The authors utilize cellphone data to measure the limit to which you can predict human movement.
They find that, despite the seemingly random movement of people across the world, people are extremely predictable and at any given time they typically will be in 1 or 2 locations (assumed to be home and work)
They also find that those who travel further distances on a regular basis are more predictable which they consider to be surprising.
Current models of human activity are fundamentally stochastic
Our goal here is to quantify the interplay between the regular and thus predictable and the random and thus unforeseeable, probing through human mobility the fundamental limits that characterize the predictability of human dynamics.
Mobile phone records collected by a phone company
3 months of data
50,000 cell phone users, selected from ~10 million users
Criteria for selection:
Visit more than two locations during the observed time period
Average call frequency is
Phone carriers record the location of the closest cell tower when he phone is utilized, from this they estimate a users geographical location
Fig 1 A, distinct travel maps of users travel to towers within an ~30-km range and another which travels to different towers in an ~90-km range
Fib 1B, the amount of time that a user spent in each region correlates with the size of the node in the network
Fig 1C, captures the temporal sequence of towers visited
Entropy is probably the most fundamental quantity of capturing the degree of predictability characterizing a time series.
They create three different measure of entropy, capturing three different aspects of the information that they've gathered from their data set
Random entropy —>
Temporal-uncorrelated entropy —>
Actual Entropy —>
Fig 1D, users tended to place most of their calls in short bursts, followed by long periods with no call activity — during which they have no information about the user's location — Fig 1C
Incompleteness of the data is represented by the variable (see Fig 1E)
Then they calculated all measures of entropy.
Find a stark difference between pure entropy and random entropy
Random entropy peaks at (bits of information)
Pure entropy peaks at which suggests that the real uncertainty in a typical user's whereabouts is not 64 but , i.e. fewer than two locations
The fundamental limit of each individual's predictability (how predictable they are)
Was found to narrowly peak at —> this means that we can predict with 93 % accuracy the future whereabouts of a user
This indicates that, despite the randomness of individual movement, we typically move in extremely predictable patterns

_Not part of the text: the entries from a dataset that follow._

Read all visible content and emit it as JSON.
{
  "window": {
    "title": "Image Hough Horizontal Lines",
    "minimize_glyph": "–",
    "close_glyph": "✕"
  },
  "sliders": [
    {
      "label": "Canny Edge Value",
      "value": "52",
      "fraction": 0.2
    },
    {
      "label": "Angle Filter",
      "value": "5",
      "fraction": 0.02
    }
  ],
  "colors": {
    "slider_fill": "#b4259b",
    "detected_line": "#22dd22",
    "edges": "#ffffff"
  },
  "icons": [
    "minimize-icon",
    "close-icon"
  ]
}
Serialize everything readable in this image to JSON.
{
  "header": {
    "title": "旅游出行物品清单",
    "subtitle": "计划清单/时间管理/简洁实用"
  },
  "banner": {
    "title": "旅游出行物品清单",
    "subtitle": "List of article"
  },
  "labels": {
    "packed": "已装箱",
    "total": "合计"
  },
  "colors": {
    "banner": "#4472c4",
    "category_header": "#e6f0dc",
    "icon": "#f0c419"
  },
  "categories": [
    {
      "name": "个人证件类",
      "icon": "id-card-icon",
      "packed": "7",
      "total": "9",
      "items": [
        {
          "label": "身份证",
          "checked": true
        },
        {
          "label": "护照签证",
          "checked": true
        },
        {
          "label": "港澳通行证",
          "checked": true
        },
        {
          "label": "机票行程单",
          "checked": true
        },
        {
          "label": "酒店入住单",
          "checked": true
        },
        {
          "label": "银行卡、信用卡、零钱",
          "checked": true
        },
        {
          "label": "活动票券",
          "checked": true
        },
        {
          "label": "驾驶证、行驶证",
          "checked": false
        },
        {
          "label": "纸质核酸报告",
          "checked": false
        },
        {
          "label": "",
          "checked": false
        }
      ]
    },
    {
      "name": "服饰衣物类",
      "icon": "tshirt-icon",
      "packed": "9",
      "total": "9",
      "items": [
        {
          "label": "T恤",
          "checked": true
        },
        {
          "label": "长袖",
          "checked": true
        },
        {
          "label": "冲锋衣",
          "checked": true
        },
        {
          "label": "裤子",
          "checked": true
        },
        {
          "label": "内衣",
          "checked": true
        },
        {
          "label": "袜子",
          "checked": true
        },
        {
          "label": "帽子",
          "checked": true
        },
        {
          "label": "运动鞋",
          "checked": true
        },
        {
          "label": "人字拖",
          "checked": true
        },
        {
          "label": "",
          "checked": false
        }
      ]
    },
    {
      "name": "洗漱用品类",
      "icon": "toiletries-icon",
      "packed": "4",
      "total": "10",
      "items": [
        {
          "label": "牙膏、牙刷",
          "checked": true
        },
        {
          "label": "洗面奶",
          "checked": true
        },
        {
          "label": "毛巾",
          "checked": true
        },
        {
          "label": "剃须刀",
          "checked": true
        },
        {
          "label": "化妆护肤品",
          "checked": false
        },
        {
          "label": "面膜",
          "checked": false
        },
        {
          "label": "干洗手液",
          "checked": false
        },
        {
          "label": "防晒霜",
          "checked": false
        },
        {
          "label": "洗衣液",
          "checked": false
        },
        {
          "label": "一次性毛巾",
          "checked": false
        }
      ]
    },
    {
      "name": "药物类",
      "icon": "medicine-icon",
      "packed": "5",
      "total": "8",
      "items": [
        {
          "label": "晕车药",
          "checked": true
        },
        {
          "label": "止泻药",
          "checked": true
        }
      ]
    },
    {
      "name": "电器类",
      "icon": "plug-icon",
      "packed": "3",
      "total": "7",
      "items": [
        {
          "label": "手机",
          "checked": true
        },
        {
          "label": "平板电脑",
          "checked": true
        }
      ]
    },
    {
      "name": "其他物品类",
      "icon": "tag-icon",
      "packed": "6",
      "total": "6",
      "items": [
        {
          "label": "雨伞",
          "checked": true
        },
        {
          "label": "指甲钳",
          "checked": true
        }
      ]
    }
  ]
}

To nail down what was going on here, they broken the data down into hourly intervals and then identified the most visited location, within that hour
A users Regularity probability of finding the user in his/her most visited location during that hour
Fig 3A & B
across the entire dataset
This measure is time dependent, however...
We can see comparing A and B below, that ...
Fig 3C shows us that users with a larger travel radius actually have a higher level of relative predictability
In this paper the authors often seem surprised by the fact that an increased travel distance does not translate into a decreased predictability. However, to me this is exactly what I would expect.
People only travel large distances on a regular basis if they are doing so for their work. While some people certainly do travel long distances for other reasons, these typically would constitute traveling for holiday's and/or vacation, which would also be relatively predictable and, furthermore, relatively rare over a long enough temporal period.
Thus, if you accept this premise, their finding that those who travel further distances are more predictable makes perfect sense because, the unpredictability of an individuals movement seems to derive from when they are traveling for things other than work. If you are traveling two hours one way to work every day — you don't have the time, energy, or the desire to inject unpredictable movement into your everyday life.
People who do not travel far for work have more time to do spontaneous things and, thus, have more opportunity to increase the degree to which they can move randomly throughout the world.
Notes by Matthew R. DeVerna